REQUIRED WORK
Using the data beneath, show every line that includes the word "selected".

DATASET CONTENT

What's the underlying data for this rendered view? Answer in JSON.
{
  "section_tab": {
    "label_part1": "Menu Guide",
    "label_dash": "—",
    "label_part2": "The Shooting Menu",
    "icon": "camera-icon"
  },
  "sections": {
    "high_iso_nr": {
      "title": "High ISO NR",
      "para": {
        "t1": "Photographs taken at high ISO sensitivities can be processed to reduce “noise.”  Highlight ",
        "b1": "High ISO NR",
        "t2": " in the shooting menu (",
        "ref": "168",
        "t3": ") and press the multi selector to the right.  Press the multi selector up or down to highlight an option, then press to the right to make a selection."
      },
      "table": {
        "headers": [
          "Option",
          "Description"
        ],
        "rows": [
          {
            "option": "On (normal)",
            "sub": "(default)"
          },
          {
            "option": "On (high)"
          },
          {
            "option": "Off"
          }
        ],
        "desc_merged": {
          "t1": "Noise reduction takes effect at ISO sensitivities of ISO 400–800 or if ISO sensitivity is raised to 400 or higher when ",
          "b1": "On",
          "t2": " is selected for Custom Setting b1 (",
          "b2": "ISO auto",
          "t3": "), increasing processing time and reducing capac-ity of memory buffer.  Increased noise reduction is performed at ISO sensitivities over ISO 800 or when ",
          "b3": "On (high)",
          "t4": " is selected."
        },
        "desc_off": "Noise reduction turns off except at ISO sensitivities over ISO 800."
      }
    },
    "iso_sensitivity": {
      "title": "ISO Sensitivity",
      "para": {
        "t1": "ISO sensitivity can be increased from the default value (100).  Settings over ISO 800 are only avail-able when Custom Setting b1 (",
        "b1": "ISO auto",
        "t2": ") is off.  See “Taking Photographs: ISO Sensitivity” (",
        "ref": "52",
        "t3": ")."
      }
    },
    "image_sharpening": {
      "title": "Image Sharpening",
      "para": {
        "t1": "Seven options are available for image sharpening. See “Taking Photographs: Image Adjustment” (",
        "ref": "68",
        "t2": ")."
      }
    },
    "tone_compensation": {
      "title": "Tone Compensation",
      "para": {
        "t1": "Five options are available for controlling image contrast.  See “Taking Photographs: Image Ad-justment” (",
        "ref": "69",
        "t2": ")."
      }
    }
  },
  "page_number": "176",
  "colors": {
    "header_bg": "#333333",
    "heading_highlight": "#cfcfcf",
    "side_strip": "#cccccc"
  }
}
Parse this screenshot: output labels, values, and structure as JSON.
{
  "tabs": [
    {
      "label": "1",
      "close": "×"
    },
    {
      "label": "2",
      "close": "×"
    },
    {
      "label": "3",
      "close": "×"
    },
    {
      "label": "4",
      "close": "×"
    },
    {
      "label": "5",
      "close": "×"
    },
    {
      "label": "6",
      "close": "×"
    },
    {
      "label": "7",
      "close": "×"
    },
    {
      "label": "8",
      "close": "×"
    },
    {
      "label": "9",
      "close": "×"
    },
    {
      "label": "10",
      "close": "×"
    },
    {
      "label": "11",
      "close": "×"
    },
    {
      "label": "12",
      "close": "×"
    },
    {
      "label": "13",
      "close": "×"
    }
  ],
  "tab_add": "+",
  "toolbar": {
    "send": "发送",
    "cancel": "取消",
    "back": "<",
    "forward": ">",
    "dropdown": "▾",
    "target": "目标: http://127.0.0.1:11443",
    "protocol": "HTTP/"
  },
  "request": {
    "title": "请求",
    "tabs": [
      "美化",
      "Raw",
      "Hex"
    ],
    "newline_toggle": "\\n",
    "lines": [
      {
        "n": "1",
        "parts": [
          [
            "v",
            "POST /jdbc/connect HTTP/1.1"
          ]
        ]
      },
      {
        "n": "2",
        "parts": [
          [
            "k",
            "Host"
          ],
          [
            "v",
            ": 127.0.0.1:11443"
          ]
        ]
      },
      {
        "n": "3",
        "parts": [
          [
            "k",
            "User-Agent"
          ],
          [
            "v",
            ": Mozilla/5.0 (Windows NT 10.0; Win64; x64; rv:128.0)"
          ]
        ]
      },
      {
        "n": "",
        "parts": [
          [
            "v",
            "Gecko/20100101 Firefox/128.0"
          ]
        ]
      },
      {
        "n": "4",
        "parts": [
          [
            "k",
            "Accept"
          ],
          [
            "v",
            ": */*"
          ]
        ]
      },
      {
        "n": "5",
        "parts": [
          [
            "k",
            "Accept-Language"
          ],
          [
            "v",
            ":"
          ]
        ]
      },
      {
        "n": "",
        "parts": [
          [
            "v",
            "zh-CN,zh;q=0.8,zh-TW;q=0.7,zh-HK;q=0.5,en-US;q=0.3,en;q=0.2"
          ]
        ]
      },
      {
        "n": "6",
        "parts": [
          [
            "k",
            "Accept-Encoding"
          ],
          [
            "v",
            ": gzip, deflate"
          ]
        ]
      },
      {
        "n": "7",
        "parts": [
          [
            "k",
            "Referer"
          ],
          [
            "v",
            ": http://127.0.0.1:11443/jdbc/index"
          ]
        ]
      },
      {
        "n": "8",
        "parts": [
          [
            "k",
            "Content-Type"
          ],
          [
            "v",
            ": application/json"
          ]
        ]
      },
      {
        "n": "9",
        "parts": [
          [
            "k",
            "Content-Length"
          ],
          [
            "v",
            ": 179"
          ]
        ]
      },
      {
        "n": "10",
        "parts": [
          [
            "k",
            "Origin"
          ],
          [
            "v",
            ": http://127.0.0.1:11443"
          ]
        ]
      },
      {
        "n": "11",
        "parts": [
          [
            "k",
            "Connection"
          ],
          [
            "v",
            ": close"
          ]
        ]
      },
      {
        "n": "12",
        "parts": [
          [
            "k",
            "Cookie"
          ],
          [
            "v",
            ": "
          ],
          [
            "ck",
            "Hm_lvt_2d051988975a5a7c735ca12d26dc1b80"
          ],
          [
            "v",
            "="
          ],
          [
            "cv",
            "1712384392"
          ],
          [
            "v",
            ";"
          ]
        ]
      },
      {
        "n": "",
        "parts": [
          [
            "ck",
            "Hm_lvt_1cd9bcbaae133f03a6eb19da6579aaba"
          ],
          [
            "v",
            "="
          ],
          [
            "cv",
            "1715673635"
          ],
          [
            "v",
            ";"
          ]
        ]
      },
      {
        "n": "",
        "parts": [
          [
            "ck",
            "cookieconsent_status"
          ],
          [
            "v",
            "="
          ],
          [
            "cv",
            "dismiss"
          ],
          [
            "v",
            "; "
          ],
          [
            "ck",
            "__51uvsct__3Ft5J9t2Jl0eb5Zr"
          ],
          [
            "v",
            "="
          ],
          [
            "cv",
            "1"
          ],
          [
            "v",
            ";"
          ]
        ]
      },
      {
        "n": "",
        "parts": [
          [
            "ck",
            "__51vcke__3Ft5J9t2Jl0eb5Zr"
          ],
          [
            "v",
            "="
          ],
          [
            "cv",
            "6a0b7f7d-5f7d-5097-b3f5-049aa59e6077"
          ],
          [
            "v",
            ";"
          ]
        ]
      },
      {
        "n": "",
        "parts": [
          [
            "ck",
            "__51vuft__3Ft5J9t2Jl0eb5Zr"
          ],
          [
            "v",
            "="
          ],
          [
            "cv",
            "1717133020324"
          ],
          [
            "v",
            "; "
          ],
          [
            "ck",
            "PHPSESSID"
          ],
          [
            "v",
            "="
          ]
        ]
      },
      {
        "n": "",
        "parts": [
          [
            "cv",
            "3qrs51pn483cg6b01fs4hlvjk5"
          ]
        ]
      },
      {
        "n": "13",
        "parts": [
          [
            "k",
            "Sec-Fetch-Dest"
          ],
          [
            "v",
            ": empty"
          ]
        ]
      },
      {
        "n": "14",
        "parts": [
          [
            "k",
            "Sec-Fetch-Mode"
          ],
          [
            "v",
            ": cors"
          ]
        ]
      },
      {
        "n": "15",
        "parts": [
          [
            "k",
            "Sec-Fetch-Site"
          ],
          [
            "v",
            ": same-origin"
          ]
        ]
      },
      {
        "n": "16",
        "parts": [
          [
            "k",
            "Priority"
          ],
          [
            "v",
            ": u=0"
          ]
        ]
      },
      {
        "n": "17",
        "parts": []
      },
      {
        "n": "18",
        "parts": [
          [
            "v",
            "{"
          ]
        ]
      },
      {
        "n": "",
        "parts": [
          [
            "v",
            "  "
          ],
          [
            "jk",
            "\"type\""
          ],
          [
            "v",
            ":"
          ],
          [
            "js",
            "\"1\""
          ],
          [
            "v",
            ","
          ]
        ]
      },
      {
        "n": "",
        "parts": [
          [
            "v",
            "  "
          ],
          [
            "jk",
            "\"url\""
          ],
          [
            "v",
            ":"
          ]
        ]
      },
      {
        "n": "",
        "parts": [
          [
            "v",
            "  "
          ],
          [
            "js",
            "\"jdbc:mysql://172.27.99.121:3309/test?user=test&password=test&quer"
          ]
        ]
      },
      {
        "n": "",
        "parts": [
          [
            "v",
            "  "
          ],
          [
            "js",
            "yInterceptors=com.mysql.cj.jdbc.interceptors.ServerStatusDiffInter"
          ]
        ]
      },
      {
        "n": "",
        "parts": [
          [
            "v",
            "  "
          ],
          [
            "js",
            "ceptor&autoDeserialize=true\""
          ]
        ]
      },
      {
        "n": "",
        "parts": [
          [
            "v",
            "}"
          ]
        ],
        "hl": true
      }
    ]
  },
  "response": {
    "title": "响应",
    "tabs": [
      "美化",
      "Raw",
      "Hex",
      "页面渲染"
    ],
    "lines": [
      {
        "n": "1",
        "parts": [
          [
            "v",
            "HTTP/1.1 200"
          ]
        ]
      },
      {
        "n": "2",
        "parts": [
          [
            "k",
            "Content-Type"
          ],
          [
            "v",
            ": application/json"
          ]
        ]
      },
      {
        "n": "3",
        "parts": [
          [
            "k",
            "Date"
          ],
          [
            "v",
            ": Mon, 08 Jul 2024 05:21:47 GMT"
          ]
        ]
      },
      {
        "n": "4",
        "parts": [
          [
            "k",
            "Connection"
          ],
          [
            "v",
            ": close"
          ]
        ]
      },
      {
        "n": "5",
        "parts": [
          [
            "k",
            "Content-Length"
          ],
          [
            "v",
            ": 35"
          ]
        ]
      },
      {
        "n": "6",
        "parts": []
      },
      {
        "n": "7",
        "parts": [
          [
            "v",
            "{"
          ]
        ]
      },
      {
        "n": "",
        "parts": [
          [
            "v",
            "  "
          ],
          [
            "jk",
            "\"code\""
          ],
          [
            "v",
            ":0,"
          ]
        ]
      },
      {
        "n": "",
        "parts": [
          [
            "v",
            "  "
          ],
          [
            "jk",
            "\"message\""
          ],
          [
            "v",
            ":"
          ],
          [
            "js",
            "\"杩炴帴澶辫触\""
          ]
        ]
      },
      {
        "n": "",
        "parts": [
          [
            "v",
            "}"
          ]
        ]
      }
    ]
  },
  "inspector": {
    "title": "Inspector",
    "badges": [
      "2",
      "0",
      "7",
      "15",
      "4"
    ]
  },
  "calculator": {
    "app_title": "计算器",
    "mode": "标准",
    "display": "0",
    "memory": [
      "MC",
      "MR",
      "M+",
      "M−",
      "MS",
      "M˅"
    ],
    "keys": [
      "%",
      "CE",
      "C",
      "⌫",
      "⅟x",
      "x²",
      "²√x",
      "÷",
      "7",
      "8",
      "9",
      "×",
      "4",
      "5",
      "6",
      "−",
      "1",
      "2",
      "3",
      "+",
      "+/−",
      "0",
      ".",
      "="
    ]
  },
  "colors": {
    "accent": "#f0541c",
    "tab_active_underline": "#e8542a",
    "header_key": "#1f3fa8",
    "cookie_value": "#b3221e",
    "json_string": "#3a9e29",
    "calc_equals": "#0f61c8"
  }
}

RESULT OF THIS TASK
          "t2": " is selected for Custom Setting b1 (",
          "t4": " is selected."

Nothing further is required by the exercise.